which I collected during the creation of my performance “What’s on [My] Mind?“ and presented it to my family members in a straight-up presentation, complete with a Keynote slide show. In contrast, the intergenerational persona I embodied in WO[M]M? grew from historical details about Ysidora’s life, which I amplified and refracted through my imagination and my own life experience. But for the reunion, I felt like I had to stick to the facts about her life, an appropriate and ethical thing to do in this case. Yet imagination played a large role in how I interpreted the facts for my family.
For example, in figuring out the organizing principle for the presentation, I focused on Ysidora’s birth order: she fell exactly in the middle of 11 children. This focus turned out to be extremely powerful one for me.
These “filters” helped me fill out the details that I’d caught in the research, helped me explain some things about her, like
- More likely to embrace change/open to new experiences: she was the only one in her family to marry outside her race (she was Afro-Hispanic and married an Anglo)
- Independent: she did not marry until she was almost 30
- Flexible/easy-going: she managed the multiple, rapidly-changing citizenships Californios faced in the 1800s: Spanish, Mexican, American
- Generous: she and her husband were consummate hosts to all who ventured through their rancho, unfailingly providing refuge, food and entertainment for not only guests, but also the large household they managed.
- Secretive/Rebellious/Concerned about fairness: she was inordinately preoccupied with the physical (and spiritual) sanctity of the unwed women who worked on the rancho — so much so that she locked them every night in the attic loft above her bedroom to keep the vaqueros away from them (obviously, a problematic solution — a drastic one, too).
- Strong negotiator/peacemaker: she was able to manage the highly conflicted relationship between her husband and her brothers (Pio and Andres Pico) after the lawsuit that occurred in the 1870s, Pico v. Forster.
- Social: she was a favorite friend throughout her life
Using birth order filter, I forged her story within a blaze of history and imagination.
The Forster family appreciated the presentation. Afterward, many members approached me, thanking me for bringing her into their own imaginations, from which she’d been absent — always overshadowed by her husband, Don Juan Forster, in the historical documents.
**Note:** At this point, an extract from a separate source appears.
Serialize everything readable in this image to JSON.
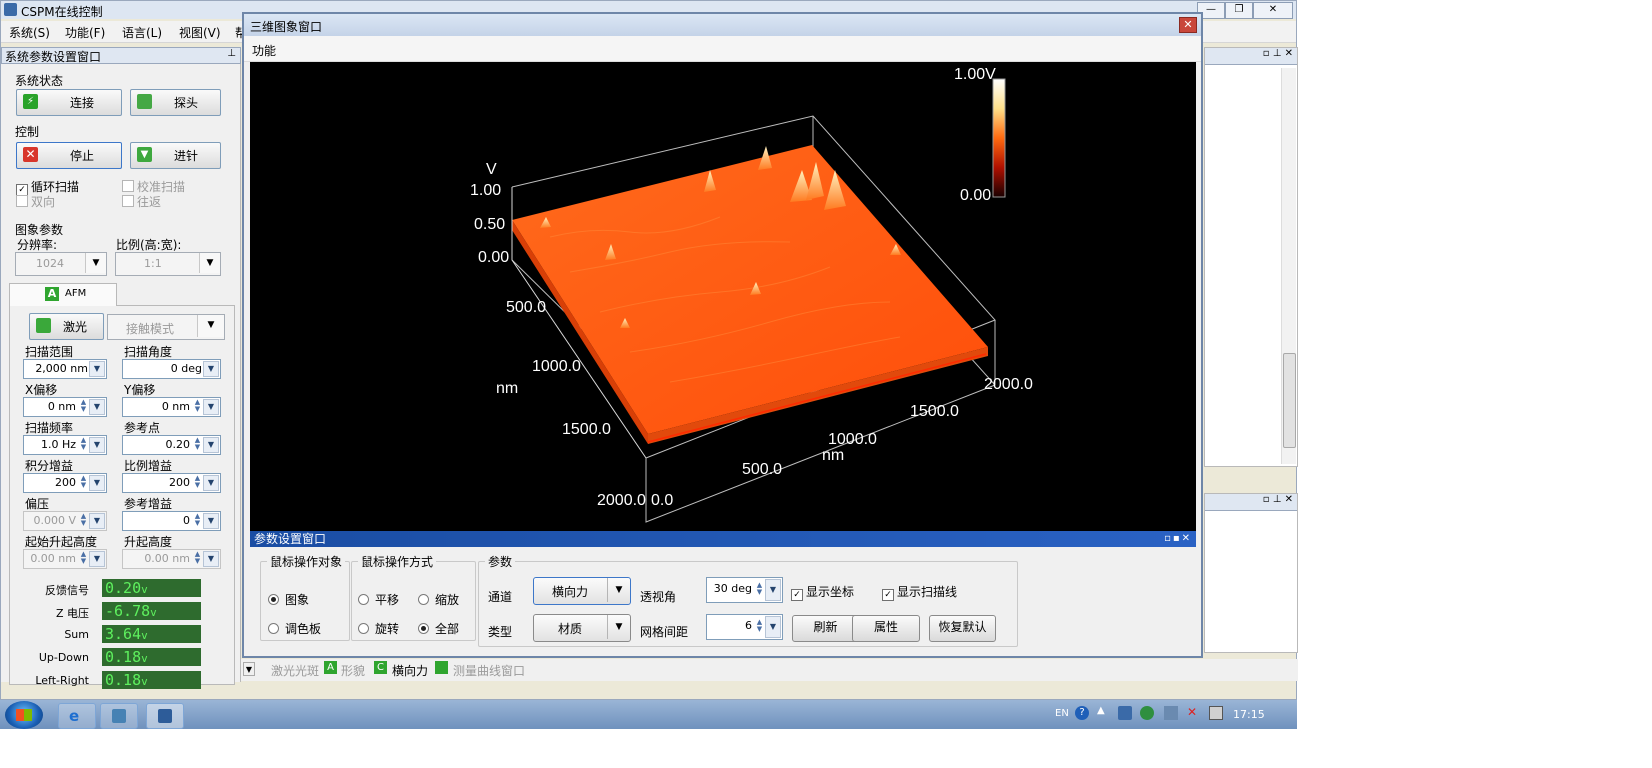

For me, the experience of working with this material continues to gratify and inspire me.
Now, I’m figuring out the next mode the story will take.